Component data from apps and pages:
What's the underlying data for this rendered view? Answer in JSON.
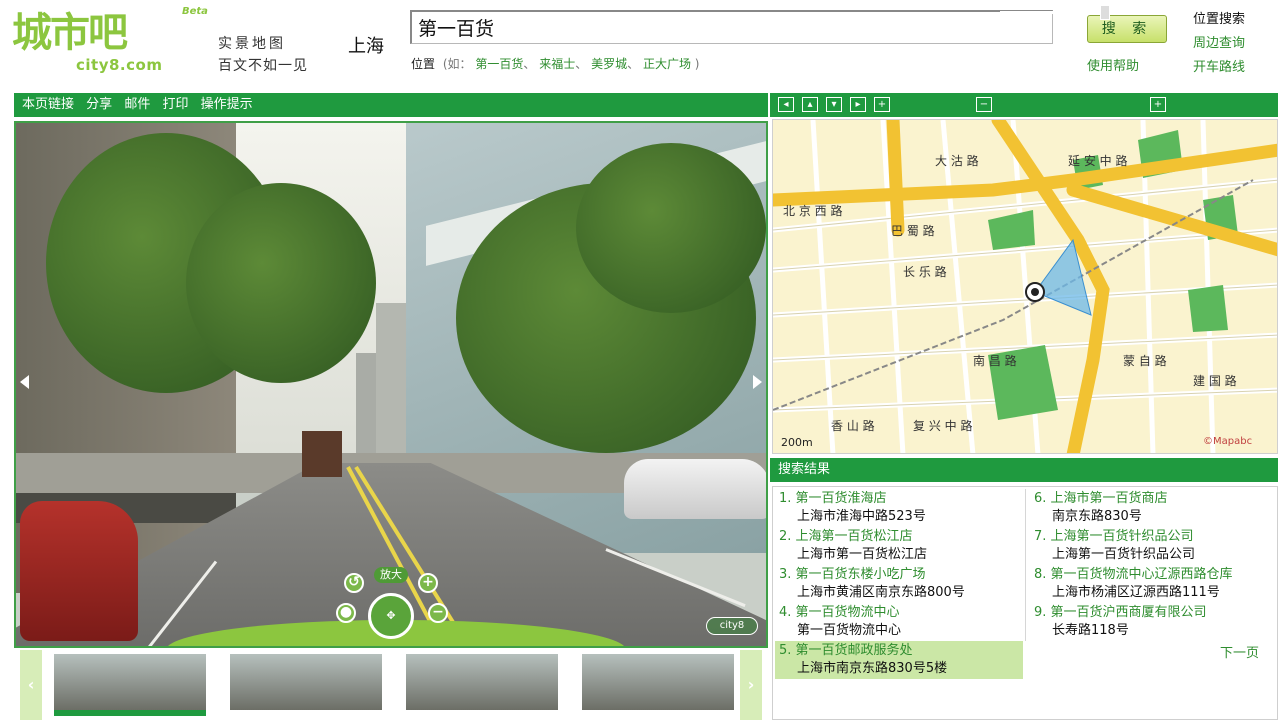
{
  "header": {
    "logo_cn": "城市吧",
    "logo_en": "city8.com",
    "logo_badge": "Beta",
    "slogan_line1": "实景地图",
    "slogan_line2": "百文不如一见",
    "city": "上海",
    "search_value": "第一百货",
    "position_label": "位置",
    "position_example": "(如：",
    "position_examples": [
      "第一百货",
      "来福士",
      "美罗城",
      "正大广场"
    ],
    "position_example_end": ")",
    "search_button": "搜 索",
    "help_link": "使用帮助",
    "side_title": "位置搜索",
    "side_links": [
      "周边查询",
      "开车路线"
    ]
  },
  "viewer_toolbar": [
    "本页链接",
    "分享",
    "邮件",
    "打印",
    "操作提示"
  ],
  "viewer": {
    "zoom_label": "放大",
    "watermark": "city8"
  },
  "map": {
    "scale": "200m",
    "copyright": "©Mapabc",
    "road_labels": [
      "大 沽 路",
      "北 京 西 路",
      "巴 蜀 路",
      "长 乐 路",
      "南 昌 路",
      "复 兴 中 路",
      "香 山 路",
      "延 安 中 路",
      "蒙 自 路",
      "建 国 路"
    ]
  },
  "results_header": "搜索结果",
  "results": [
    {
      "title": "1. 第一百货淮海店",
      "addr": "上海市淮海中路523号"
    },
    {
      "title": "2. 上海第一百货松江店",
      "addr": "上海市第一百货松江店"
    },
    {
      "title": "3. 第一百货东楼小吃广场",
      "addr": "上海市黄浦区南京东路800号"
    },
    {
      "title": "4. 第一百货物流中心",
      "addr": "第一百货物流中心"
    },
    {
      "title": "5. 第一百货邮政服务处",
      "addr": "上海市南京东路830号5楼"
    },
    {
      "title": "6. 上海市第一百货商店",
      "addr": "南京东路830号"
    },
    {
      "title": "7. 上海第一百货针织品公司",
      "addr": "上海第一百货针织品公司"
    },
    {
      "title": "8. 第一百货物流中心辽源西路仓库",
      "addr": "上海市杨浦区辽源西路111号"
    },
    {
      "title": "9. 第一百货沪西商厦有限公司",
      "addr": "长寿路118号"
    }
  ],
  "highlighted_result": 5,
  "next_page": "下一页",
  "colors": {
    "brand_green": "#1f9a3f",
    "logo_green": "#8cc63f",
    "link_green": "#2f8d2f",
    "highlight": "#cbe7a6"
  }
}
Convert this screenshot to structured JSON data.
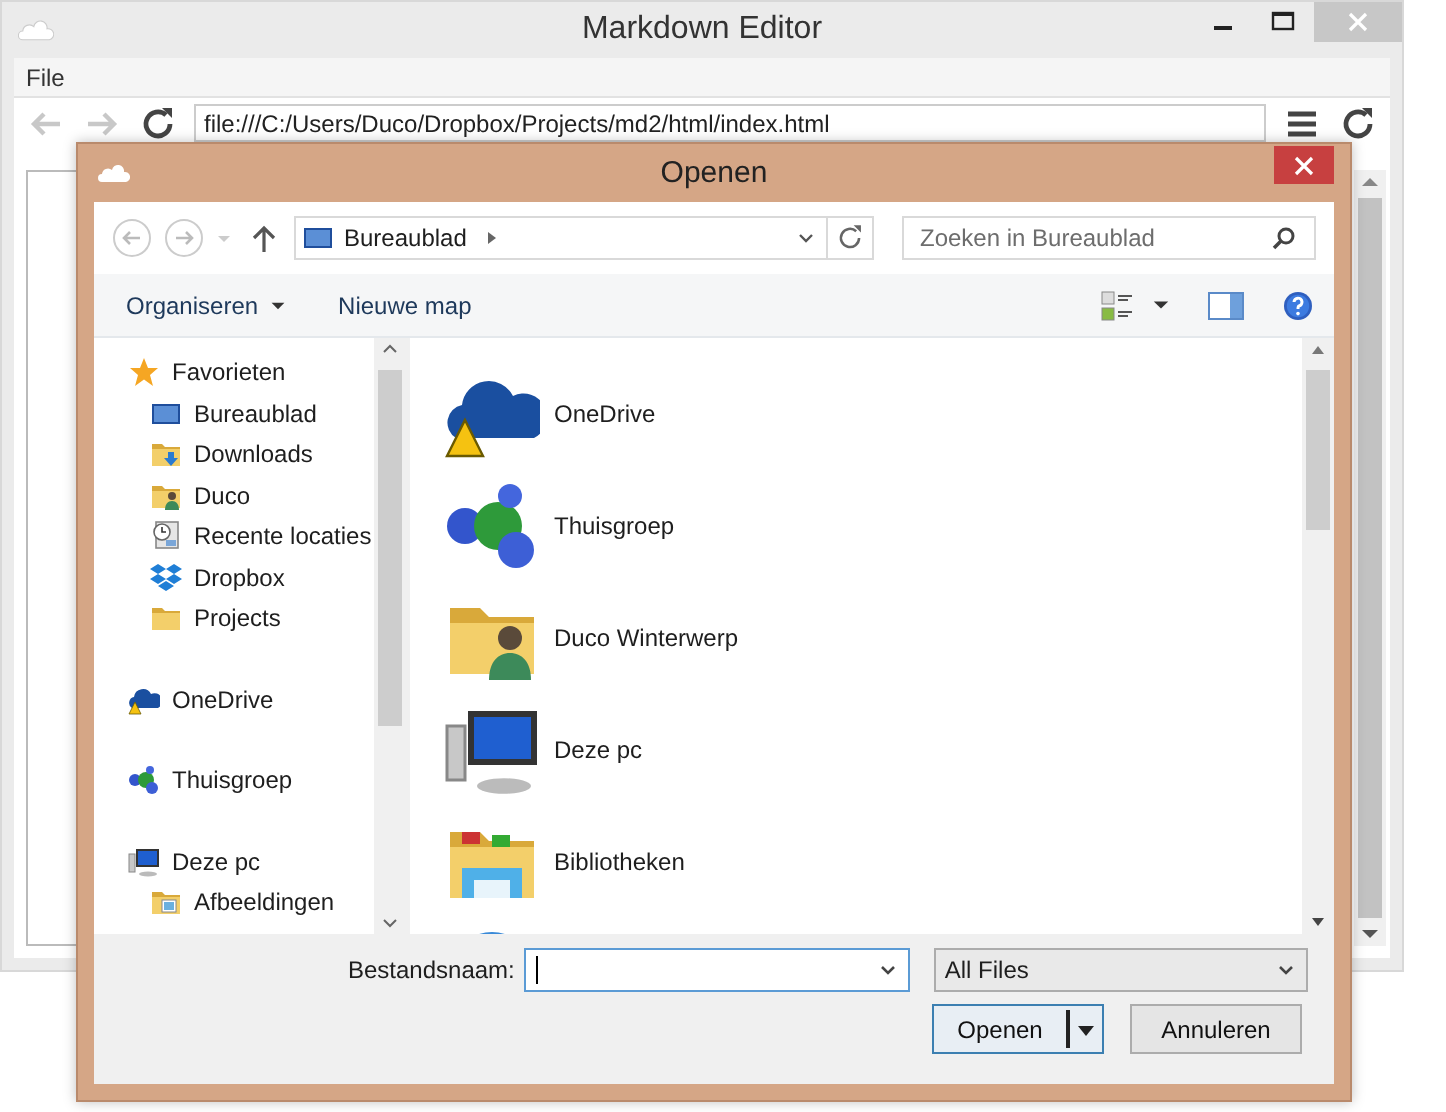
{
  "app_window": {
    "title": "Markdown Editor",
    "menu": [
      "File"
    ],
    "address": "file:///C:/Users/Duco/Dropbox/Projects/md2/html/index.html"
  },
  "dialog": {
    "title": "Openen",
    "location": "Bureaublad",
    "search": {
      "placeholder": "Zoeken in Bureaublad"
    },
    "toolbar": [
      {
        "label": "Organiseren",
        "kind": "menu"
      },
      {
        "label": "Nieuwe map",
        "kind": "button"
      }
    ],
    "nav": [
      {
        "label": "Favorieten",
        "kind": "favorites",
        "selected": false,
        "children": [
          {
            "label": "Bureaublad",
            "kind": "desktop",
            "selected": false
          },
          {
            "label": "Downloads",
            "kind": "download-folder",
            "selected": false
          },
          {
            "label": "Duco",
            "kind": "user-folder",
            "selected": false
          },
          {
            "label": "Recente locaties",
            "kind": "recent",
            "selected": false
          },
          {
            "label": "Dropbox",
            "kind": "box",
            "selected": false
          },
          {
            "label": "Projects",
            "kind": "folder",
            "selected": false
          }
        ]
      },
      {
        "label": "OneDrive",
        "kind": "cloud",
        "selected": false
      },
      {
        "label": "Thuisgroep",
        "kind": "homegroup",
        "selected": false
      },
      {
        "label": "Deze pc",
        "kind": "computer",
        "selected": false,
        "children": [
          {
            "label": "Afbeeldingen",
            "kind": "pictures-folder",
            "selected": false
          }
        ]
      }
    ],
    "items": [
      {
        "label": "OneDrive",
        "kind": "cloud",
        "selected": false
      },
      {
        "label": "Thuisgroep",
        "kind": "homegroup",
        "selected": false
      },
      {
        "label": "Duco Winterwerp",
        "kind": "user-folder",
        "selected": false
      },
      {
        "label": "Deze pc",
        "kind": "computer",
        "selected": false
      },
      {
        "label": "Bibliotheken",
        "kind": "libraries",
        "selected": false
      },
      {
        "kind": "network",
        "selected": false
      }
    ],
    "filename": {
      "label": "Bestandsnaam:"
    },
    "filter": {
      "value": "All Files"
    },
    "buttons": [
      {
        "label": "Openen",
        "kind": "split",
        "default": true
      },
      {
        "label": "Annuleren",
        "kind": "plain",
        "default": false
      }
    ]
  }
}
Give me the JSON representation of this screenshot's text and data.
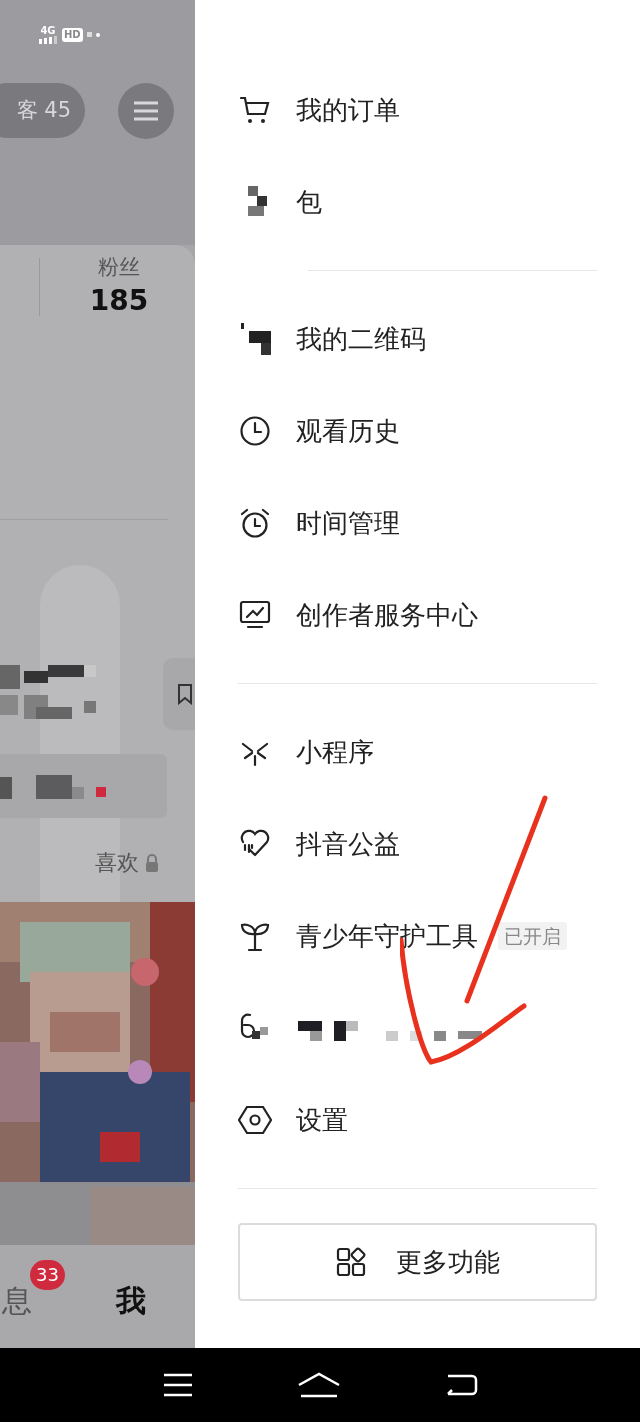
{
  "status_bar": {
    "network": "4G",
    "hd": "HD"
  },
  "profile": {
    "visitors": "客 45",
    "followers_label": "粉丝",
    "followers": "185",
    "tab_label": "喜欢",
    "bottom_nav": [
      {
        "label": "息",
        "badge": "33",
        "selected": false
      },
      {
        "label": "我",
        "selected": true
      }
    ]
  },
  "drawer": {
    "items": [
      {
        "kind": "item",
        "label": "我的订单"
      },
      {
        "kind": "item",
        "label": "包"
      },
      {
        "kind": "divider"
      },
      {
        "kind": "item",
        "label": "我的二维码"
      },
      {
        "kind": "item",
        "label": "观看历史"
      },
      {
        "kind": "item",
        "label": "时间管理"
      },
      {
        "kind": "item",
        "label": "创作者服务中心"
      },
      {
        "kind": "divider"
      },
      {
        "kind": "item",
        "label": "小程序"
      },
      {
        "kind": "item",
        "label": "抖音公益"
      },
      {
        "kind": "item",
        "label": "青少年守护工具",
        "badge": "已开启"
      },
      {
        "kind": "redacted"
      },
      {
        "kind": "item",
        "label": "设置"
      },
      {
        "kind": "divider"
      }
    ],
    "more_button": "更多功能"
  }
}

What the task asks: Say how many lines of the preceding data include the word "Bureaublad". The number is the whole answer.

Answer to this problem: 3